In a letter to the CoC, the India Opportunities Fund, Singapore, which has put in the bid noted that this campaign is introducing bias into the decision-making process.
Oaktree said the CoC is not considering Rs 2,700 crore provided under its resolution plan. It added that Oaktree is offering a much higher fair market value by more than Rs 4,503 crore compared to the second highest bidder.
Noting that its bid offered a clean structure for the shareholders without any conditions, it said that the bid by the second highest bidder is conditional. Oaktree has demanded the CoC reject the proposal by the other bidder "dressed as implementation steps".
Oaktree has committed to infuse equity and debt and turn around the operations of DHFL entity on a standalone, going concern basis. In contrast, the other bidder seeks to merge the entity into its housing finance business. "The contagion risk of the indebtedness to the financial instruments held by the financial creditors is significant," it said.

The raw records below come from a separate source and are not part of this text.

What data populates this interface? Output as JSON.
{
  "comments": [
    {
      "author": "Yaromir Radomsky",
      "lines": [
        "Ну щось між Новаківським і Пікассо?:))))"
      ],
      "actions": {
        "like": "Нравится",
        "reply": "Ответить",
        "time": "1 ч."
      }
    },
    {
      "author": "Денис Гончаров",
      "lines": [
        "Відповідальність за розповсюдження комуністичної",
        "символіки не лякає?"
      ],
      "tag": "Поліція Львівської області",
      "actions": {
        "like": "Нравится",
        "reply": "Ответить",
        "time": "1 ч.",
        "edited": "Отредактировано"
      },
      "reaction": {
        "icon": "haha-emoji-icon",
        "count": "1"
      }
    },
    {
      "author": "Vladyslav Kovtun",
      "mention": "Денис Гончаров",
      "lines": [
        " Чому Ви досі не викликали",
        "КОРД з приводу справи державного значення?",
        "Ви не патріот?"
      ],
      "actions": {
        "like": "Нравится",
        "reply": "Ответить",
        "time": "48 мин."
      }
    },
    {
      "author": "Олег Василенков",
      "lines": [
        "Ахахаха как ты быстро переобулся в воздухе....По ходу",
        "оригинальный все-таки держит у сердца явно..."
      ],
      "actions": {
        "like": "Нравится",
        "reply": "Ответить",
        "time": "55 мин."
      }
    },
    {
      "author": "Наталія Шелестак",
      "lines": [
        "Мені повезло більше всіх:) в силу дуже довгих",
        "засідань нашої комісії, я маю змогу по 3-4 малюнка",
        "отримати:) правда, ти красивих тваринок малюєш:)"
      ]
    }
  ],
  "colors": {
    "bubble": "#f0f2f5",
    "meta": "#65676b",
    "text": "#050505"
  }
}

It said that the other bid is "a bad deal for creditors as cash flows generated by DHFL entity will be used to service external and unrelated debt of the wholesale business after the merger".
"The financial creditors emerging from one resolution process then be exposed to another indebted company and ultimately the risk of a second resolution process will be a failure of IBC and CIRP," Oaktree said.
Oaktree said its intention was never to address the second highest bidder's plan. However, it said the CoC did not provide clarifications to it on subordinated debt, and its proposal to offer another Rs 1,700 crore in additional interest income was ignored while the other bidder was given the opportunity. Its Rs 1,000 crore value prescribed to Pramerica is not being considered, Oaktree said.
Oaktree said the burden of responsibility is placed on CoC as a guardian of public money and its duty to vote for the highest bidder is unambiguous.